Any historical study of strategy must necessarily challenge the nature of that field of knowledge by outlining its characteristics and by dissecting it to better highlight its features. Strategy has its own history, which derives from a socially and culturally developed construction. Strategy, as a field of knowledge constructed by the thinkers who engendered it and by the political and military agents who implemented it, is a recent phenomenon dating back to the eighteenth century. Furthermore, over the last two centuries, the disciplines contained in that field of knowledge have varied as the scope and framework of strategy expanded. What, then, must we analyse and dissect when attempting to study the strategic thinking of yesteryear? The strategic treatises of the time? War-related political thinking? Or geopolitics? And can strategic thinking occur in periods when the concept of strategy did not yet exist? And if it did occur in some form, in what terms was it framed? These are important issues for those who seek to conduct a historical study of strategy. The present text considers that, just as with the study of economy, strategic thinking and strategy in general can be studied even during times when the concept did not yet exist, because for both sciences reflection and practice are not an end in themselves, but a way to understand specific external realities: the problems with overcapacity and shortages, in the case of economy; violent and hostile conflict between organized groups and human communities, in the case of strategy.

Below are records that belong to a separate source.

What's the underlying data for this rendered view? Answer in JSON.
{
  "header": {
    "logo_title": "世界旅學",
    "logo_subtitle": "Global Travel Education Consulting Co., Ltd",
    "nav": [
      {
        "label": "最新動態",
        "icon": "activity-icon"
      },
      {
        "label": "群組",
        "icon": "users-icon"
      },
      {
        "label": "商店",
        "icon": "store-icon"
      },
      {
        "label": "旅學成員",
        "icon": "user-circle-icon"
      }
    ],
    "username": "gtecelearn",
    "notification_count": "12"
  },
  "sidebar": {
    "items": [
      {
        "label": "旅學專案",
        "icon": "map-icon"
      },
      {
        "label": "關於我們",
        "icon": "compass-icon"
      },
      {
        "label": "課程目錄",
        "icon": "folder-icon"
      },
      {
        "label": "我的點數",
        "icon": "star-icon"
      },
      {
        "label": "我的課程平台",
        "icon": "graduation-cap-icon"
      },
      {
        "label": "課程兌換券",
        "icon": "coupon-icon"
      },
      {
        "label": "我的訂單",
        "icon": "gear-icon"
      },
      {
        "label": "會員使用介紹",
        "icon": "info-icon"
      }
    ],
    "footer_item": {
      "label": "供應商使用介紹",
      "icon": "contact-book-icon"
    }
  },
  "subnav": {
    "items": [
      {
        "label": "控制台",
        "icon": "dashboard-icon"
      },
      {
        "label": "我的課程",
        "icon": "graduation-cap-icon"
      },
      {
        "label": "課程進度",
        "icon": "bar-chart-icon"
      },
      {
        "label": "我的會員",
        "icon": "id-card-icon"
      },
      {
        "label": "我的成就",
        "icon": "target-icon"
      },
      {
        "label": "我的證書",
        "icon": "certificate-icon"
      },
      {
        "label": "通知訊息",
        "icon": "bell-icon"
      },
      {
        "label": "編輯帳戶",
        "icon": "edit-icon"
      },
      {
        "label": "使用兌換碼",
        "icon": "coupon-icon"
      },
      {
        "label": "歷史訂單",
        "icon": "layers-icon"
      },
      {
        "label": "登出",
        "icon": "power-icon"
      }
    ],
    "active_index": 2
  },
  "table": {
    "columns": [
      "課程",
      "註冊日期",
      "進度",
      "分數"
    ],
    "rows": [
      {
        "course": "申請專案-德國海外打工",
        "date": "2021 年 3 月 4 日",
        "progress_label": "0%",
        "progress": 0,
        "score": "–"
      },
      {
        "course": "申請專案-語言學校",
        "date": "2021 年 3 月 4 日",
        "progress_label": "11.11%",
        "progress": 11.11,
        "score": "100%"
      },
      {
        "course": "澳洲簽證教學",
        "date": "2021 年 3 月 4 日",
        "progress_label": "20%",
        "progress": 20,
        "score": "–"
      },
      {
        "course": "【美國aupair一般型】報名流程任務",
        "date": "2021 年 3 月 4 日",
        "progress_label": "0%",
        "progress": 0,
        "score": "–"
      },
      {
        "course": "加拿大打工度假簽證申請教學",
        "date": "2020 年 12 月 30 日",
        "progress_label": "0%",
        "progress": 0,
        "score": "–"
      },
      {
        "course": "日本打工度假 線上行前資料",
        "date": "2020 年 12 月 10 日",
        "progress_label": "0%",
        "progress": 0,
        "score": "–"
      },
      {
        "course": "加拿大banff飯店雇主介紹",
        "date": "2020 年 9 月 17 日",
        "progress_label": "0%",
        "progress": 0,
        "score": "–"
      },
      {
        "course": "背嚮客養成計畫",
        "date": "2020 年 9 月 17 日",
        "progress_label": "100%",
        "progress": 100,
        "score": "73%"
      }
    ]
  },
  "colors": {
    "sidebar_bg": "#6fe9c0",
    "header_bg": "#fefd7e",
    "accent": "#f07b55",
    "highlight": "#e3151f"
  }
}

|Conference||'The portuguese campaigns in Africa: from the imposition of sovereignty to the Great War|
|Period||25/06/15 → 26/06/15|
- I Guerra Mundial